(Citation and punctuation omitted.) Lynd v. State, 262 Ga. 58, 62 (9) (a) (414 S.E.2d 5) (1992). Thus, " [a] defendant's right to counsel may not be insisted upon in a manner that will obstruct an orderly procedure in courts of justice, and deprive such courts of the exercise [331 Ga.App. 905] of their inherent powers to control the same." (Citation and punctuation omitted.) Id. " Indeed, when a defendant attempts to hire new counsel for purposes of delay, a trial court does not abuse its discretion
by prohibiting such conduct." Hampton, 272 Ga.App. at 566 (2).
Therefore, " the essential aim of the Amendment is to guarantee an effective advocate for each criminal defendant rather than to ensure that a defendant will inexorably be represented by the lawyer whom he prefers." (Citation omitted.) Lynd, 262 Ga. at 62 (9) (a). Accordingly, a trial court must balance the defendant's constitutional right to the counsel of his choosing " against the need to maintain the highest standards of professional responsibility, the public's confidence in the integrity of the judicial process and the orderly administration of justice." (Citation omitted.) Id. at 62-63 (9) (a).
Here, the trial court engaged in such a balancing test. Weighing the fact that Alwi and his trial counsel, who was prepared for trial, disagreed regarding trial strategy against what the court determined was an undue delay in trying the case, the trial court chose to deny a continuance that would allow new counsel time to prepare.
Undue haste in the administration of the criminal law is as much to be condemned as unnecessary delay. The true course lies between these two extremes. The law vests the determination of questions relating to the time of trial in the discretion of the trial judges; and this court will not interfere with their rulings on the subject, unless it is manifest that there has been an abuse of discretion.

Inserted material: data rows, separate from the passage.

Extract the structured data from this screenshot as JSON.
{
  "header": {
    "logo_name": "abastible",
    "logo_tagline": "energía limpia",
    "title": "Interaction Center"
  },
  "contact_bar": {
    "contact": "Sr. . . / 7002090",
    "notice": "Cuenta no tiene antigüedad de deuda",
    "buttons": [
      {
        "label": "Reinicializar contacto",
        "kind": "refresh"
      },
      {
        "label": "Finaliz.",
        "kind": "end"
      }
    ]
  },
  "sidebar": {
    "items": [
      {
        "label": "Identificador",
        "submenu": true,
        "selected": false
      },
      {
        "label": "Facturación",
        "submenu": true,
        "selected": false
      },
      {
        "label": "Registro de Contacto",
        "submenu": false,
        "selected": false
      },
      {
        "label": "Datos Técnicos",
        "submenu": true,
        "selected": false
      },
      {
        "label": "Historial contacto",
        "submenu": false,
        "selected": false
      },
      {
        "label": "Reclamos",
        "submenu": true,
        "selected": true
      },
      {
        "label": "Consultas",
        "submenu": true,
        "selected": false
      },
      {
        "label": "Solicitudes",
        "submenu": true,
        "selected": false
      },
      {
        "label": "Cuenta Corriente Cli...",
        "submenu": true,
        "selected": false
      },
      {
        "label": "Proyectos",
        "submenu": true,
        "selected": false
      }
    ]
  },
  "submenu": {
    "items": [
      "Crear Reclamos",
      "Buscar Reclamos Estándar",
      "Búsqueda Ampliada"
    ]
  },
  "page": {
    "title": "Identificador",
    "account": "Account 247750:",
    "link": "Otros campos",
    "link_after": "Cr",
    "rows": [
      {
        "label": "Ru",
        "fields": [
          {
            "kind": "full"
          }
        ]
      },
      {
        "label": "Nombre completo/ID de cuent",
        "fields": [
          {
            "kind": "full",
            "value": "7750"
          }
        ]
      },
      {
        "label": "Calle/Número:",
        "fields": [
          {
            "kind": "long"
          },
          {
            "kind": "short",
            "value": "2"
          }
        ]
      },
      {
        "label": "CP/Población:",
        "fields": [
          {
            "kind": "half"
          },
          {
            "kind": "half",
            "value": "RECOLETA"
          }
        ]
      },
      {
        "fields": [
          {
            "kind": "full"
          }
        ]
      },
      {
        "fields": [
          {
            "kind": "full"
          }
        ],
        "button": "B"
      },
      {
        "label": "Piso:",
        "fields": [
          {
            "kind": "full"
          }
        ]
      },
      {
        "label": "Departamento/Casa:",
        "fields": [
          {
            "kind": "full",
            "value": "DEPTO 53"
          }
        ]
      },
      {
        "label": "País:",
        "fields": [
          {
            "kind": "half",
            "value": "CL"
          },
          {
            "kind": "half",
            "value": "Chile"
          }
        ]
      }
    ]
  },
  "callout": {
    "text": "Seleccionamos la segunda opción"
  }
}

Harris, 119 Ga. at 115-116. See also Hampton, 272 Ga.App. at 566-567 (2). Because we cannot say that the trial court's ruling in this case represented a clear and manifest abuse of discretion, we affirm.
Phipps, C. J., and Ellington, P. J., concur.